■ **Work required**
Filter the data below, keeping only lines that contain "СИТУАЦИЯХ".
** Extracted records follows **
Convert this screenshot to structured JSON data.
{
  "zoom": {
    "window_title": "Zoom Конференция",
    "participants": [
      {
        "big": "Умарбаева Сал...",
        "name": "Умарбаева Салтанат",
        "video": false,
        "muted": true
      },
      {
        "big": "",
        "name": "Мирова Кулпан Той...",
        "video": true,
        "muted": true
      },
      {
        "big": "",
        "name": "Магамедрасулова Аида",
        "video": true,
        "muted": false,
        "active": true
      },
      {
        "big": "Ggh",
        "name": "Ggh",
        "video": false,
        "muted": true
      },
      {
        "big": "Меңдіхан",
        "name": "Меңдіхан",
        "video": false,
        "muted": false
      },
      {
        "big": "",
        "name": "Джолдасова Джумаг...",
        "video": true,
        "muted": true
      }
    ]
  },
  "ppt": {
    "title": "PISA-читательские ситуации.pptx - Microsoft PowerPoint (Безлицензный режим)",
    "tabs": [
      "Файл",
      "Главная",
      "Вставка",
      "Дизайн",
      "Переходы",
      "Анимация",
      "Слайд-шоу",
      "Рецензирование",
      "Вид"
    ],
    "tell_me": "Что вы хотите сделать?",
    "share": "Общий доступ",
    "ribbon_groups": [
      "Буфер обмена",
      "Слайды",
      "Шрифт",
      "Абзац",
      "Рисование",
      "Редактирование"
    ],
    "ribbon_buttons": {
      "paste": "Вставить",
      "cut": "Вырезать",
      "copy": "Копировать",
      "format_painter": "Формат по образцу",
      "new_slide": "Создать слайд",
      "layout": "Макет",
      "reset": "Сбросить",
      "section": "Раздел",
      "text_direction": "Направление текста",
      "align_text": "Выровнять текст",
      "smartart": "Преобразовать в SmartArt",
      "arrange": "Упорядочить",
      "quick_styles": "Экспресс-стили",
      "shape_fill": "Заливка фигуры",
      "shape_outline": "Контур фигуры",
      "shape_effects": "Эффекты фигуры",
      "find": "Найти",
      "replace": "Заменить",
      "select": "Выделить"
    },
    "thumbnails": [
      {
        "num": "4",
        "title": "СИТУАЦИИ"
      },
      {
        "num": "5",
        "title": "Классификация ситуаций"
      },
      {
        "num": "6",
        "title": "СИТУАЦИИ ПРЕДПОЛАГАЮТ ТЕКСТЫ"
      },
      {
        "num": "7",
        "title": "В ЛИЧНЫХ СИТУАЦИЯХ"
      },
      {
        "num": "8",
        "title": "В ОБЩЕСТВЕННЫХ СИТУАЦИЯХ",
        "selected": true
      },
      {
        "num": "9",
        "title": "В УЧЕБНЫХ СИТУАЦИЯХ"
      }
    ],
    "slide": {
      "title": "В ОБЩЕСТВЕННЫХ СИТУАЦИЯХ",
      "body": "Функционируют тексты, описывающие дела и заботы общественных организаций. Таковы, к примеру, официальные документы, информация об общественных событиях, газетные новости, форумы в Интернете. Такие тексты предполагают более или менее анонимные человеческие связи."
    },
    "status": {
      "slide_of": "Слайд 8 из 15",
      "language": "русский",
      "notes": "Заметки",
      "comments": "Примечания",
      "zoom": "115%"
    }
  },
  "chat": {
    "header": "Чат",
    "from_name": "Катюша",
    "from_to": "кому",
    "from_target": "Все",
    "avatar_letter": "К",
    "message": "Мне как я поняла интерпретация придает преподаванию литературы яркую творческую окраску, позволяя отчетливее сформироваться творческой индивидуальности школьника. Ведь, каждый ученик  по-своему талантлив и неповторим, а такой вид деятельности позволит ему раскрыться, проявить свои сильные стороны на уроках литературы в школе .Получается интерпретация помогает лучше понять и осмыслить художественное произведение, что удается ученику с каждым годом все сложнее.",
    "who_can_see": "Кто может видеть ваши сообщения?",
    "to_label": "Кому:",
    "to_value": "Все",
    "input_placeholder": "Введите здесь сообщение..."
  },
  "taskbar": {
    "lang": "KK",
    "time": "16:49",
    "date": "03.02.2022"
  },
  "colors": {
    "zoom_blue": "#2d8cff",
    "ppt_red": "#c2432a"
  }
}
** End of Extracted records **
■ **Solution for this exercise**
        "title": "В ЛИЧНЫХ СИТУАЦИЯХ"
        "title": "В ОБЩЕСТВЕННЫХ СИТУАЦИЯХ",
        "title": "В УЧЕБНЫХ СИТУАЦИЯХ"
      "title": "В ОБЩЕСТВЕННЫХ СИТУАЦИЯХ",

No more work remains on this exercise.